Those three words can pretty much sum up the plot of any story I write: An old man refuses to evacuate his home as a hurricane approaches, and then bad things happen. A police inspector finds the dead body of his childhood friend in an alley, and then bad things happen. A man returns to his childhood home to help take care of his ailing mother, and then band things happen.
You get the picture.
Some members of my family ask me why I don’t write sweet love stories with puppies and rainbows and pink cotton-candy unicorns. I usually just smile and shrug, but the truth is I really don’t have a good answer to the question. I’m not sure why I like to write stories where bad things happen. I never went through a “Goth” phase. I have a very close-knit, supportive, loving family (despite the pink cotton-candy unicorn thing). My dad is an ordained Baptist minister. My mom is a schoolteacher.
Whatever the reason, when John announced that he was putting together an anthology of short stories all from the point of view of the bad guy, I was all aboard. The resulting story, “Any Other Way,” was an experiment for me. Despite the fact that I write urban fantasy and horror fiction, my writing style is normally more on the literary end of the spectrum. I deliberately wrote “Any Other Way” in a voice that was not literary. In the end, I had a story with a lot more swearing than my stories normally have, but I also had a world I really, really liked—a fantasy noir version of Los Angeles, where the things that go “bump” in the night are just underneath the surface and not hard to find for those who know where to look.
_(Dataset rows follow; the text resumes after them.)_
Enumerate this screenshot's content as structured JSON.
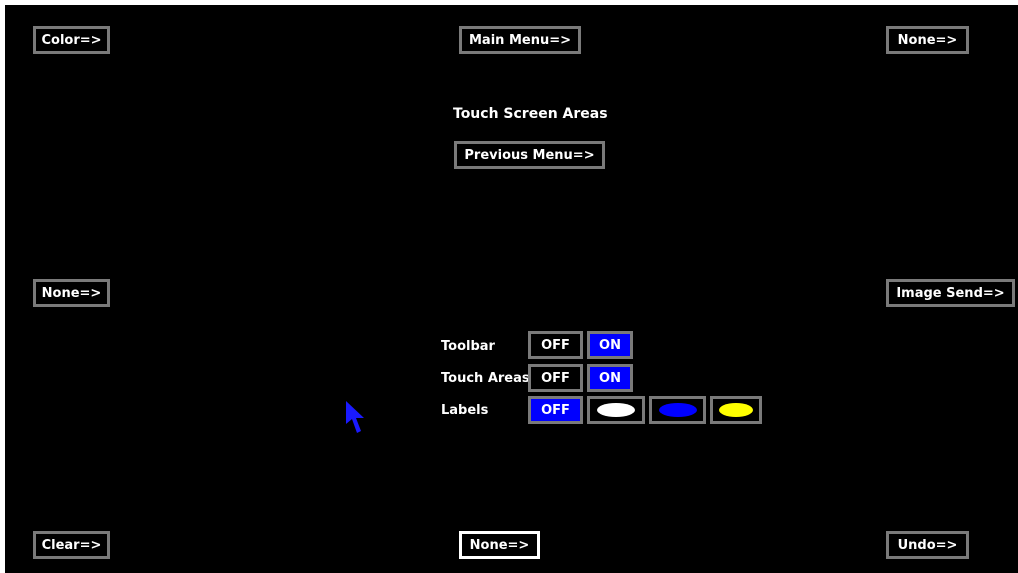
{
  "colors": {
    "background": "#000000",
    "text": "#ffffff",
    "button_border": "#7a7a7a",
    "active": "#0000ff",
    "swatch_white": "#ffffff",
    "swatch_blue": "#0000ff",
    "swatch_yellow": "#ffff00",
    "cursor": "#1a1aff"
  },
  "corners": {
    "top_left": "Color=>",
    "top_center": "Main Menu=>",
    "top_right": "None=>",
    "middle_left": "None=>",
    "middle_right": "Image Send=>",
    "bottom_left": "Clear=>",
    "bottom_center": "None=>",
    "bottom_right": "Undo=>"
  },
  "menu": {
    "title": "Touch Screen Areas",
    "previous": "Previous Menu=>"
  },
  "settings": {
    "toolbar": {
      "label": "Toolbar",
      "off": "OFF",
      "on": "ON",
      "selected": "ON"
    },
    "touch_areas": {
      "label": "Touch Areas",
      "off": "OFF",
      "on": "ON",
      "selected": "ON"
    },
    "labels": {
      "label": "Labels",
      "off": "OFF",
      "selected": "OFF",
      "swatches": [
        "white-ellipse-icon",
        "blue-ellipse-icon",
        "yellow-ellipse-icon"
      ]
    }
  },
  "cursor_icon": "arrow-pointer-icon"
}
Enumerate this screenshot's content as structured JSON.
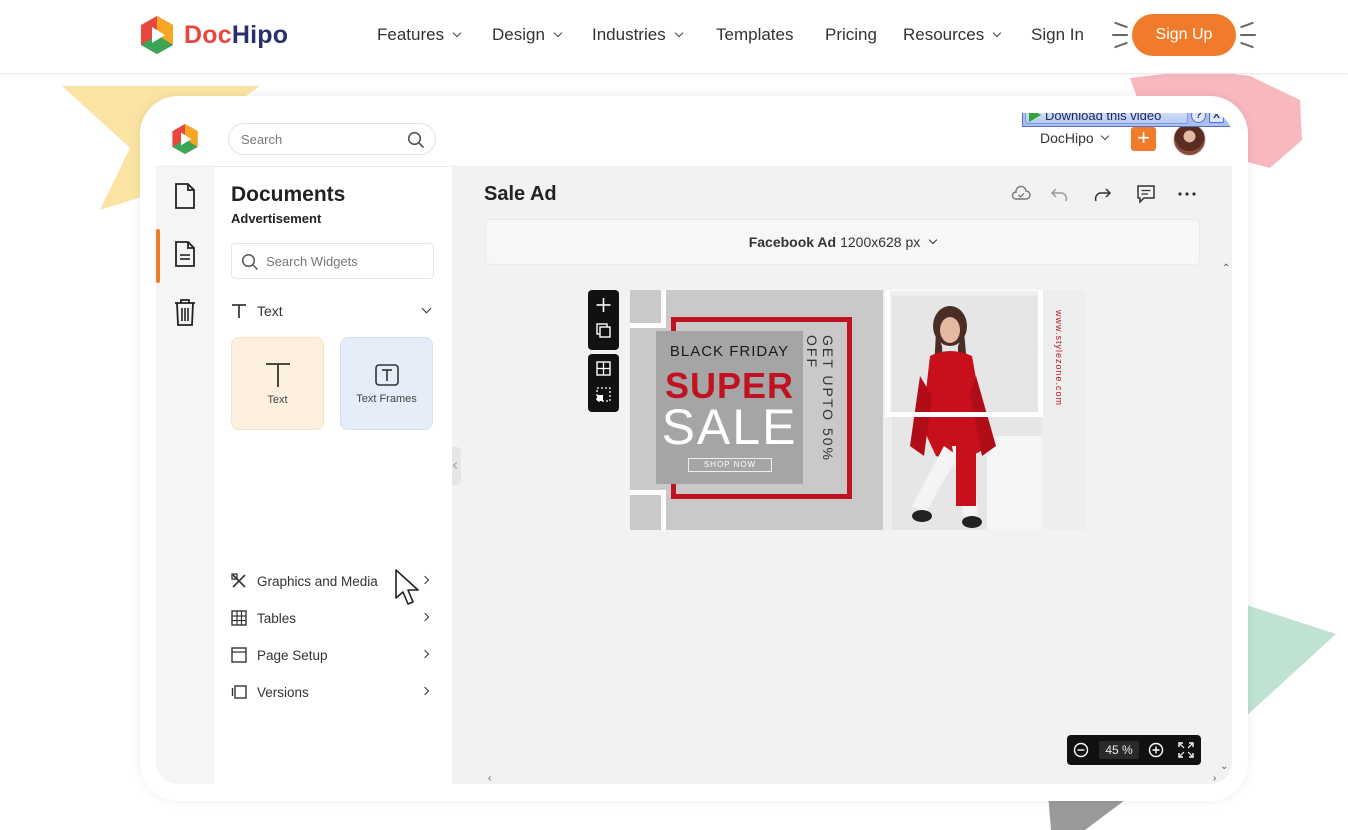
{
  "site": {
    "brand_doc": "Doc",
    "brand_hipo": "Hipo",
    "nav": [
      {
        "label": "Features",
        "dropdown": true
      },
      {
        "label": "Design",
        "dropdown": true
      },
      {
        "label": "Industries",
        "dropdown": true
      },
      {
        "label": "Templates",
        "dropdown": false
      },
      {
        "label": "Pricing",
        "dropdown": false
      },
      {
        "label": "Resources",
        "dropdown": true
      }
    ],
    "sign_in": "Sign In",
    "sign_up": "Sign Up",
    "accent": "#f07b2a"
  },
  "download_bar": {
    "label": "Download this video",
    "help": "?",
    "close": "X"
  },
  "app": {
    "search_placeholder": "Search",
    "account": "DocHipo",
    "add": "+"
  },
  "panel": {
    "title": "Documents",
    "subtitle": "Advertisement",
    "widget_search_placeholder": "Search Widgets",
    "text_section": "Text",
    "tiles": [
      {
        "label": "Text"
      },
      {
        "label": "Text Frames"
      }
    ],
    "menu": [
      {
        "label": "Graphics and Media"
      },
      {
        "label": "Tables"
      },
      {
        "label": "Page Setup"
      },
      {
        "label": "Versions"
      }
    ]
  },
  "editor": {
    "doc_title": "Sale Ad",
    "size_name": "Facebook Ad",
    "size_dims": "1200x628 px",
    "zoom_value": "45 %"
  },
  "ad": {
    "line1": "BLACK FRIDAY",
    "line2": "SUPER",
    "line3": "SALE",
    "cta": "SHOP NOW",
    "offer": "GET UPTO 50% OFF",
    "url": "www.stylezone.com",
    "red": "#c1121f"
  }
}
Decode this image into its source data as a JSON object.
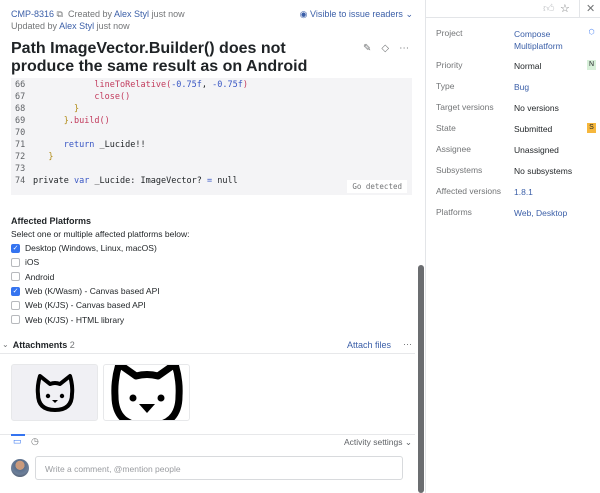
{
  "issue": {
    "id": "CMP-8316",
    "created_prefix": "Created by",
    "author": "Alex Styl",
    "created_time": "just now",
    "updated_prefix": "Updated by",
    "updated_by": "Alex Styl",
    "updated_time": "just now",
    "visibility": "Visible to issue readers",
    "title": "Path ImageVector.Builder() does not produce the same result as on Android"
  },
  "code": {
    "language_badge": "Go detected",
    "lines": [
      {
        "n": "66",
        "indent": "            ",
        "parts": [
          {
            "t": "lineToRelative(",
            "c": "fn"
          },
          {
            "t": "-0.75f",
            "c": "num"
          },
          {
            "t": ", ",
            "c": ""
          },
          {
            "t": "-0.75f",
            "c": "num"
          },
          {
            "t": ")",
            "c": "fn"
          }
        ]
      },
      {
        "n": "67",
        "indent": "            ",
        "parts": [
          {
            "t": "close()",
            "c": "fn"
          }
        ]
      },
      {
        "n": "68",
        "indent": "        ",
        "parts": [
          {
            "t": "}",
            "c": "br"
          }
        ]
      },
      {
        "n": "69",
        "indent": "      ",
        "parts": [
          {
            "t": "}",
            "c": "br"
          },
          {
            "t": ".build()",
            "c": "fn"
          }
        ]
      },
      {
        "n": "70",
        "indent": "",
        "parts": []
      },
      {
        "n": "71",
        "indent": "      ",
        "parts": [
          {
            "t": "return ",
            "c": "kw"
          },
          {
            "t": "_Lucide!!",
            "c": ""
          }
        ]
      },
      {
        "n": "72",
        "indent": "   ",
        "parts": [
          {
            "t": "}",
            "c": "br"
          }
        ]
      },
      {
        "n": "73",
        "indent": "",
        "parts": []
      },
      {
        "n": "74",
        "indent": "",
        "parts": [
          {
            "t": "private ",
            "c": ""
          },
          {
            "t": "var ",
            "c": "kw"
          },
          {
            "t": "_Lucide: ImageVector? ",
            "c": ""
          },
          {
            "t": "=",
            "c": "kw"
          },
          {
            "t": " null",
            "c": ""
          }
        ]
      }
    ]
  },
  "platforms": {
    "heading": "Affected Platforms",
    "subtitle": "Select one or multiple affected platforms below:",
    "options": [
      {
        "label": "Desktop (Windows, Linux, macOS)",
        "checked": true
      },
      {
        "label": "iOS",
        "checked": false
      },
      {
        "label": "Android",
        "checked": false
      },
      {
        "label": "Web (K/Wasm) - Canvas based API",
        "checked": true
      },
      {
        "label": "Web (K/JS) - Canvas based API",
        "checked": false
      },
      {
        "label": "Web (K/JS) - HTML library",
        "checked": false
      }
    ]
  },
  "attachments": {
    "label": "Attachments",
    "count": "2",
    "attach_label": "Attach files"
  },
  "activity": {
    "settings_label": "Activity settings",
    "comment_placeholder": "Write a comment, @mention people"
  },
  "fields": [
    {
      "key": "Project",
      "value": "Compose Multiplatform",
      "link": true
    },
    {
      "key": "Priority",
      "value": "Normal",
      "badge": "N",
      "badge_color": "#d7f0d9"
    },
    {
      "key": "Type",
      "value": "Bug",
      "link": true
    },
    {
      "key": "Target versions",
      "value": "No versions"
    },
    {
      "key": "State",
      "value": "Submitted",
      "badge": "S",
      "badge_color": "#f6b73c"
    },
    {
      "key": "Assignee",
      "value": "Unassigned"
    },
    {
      "key": "Subsystems",
      "value": "No subsystems"
    },
    {
      "key": "Affected versions",
      "value": "1.8.1",
      "link": true
    },
    {
      "key": "Platforms",
      "value": "Web, Desktop",
      "link": true
    }
  ]
}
The two main characters in “Any other Way” are Lucas and Vincent, two members of a West L.A. werewolf street gang in the midst of a turf war with a rival pack. There is a third minor but very pivotal character, however—Valentin the hipster Russian vampire who sells party drugs to rich kids in Brentwood and Bel Air. When I heard that there was going to be a Big Bad II, I knew that the story I submitted would be his story. The end result is “I Think of Snow.” The voice in the story is closer to my natural style, because Valentin comes from an upper-class background (and is two hundred years old), but I’ve tried to keep the same dark, gritty noir tone of the first story.
Like “Any Other Way,” “I Think of Snow” explores the themes of obsession and betrayal, and asks the question, “What are you willing to do to get what you want?” Of course, bad things happen. Valentin is not a nice guy, but if I’ve done my job, you’ll sympathize with him and the situation he finds himself in.
Because here’s the trick: it’s not just about the bad things.
Margaret Atwood once said, “All writers are optimists.” There’s no point in writing if you aren’t, and I’m not really a doom-and-gloom kind of person. There’s always room for hope. Even if my characters don’t always (or never) make the right choices, it doesn’t mean they couldn’t, and if your only reaction after all the bad things happen is, “Gee, I’m glad I’m not that guy,” at least I made you glad about something, right?